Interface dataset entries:
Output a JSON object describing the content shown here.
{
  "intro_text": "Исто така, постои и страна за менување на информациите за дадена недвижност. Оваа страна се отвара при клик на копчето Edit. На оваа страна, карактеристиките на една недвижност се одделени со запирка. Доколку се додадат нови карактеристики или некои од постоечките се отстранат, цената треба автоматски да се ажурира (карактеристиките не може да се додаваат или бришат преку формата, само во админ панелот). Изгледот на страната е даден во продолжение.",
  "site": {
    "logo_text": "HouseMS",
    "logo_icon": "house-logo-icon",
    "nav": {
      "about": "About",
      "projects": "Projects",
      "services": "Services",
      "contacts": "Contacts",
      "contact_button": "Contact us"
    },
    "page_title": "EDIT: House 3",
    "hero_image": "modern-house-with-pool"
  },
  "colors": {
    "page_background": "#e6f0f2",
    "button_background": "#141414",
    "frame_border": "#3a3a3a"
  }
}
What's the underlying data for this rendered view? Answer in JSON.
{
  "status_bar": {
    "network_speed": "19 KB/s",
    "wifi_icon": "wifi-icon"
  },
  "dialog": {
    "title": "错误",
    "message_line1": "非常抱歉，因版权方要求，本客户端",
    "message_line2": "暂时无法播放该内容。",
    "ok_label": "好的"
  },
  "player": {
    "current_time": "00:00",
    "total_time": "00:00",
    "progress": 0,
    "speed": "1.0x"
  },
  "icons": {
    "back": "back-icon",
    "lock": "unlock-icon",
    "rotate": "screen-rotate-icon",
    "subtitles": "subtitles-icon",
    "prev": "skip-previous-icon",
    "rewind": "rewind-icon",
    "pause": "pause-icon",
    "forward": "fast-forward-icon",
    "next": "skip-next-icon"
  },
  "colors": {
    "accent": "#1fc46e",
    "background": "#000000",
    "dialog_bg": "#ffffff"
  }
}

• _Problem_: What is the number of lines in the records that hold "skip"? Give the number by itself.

• _Result for this task_: 2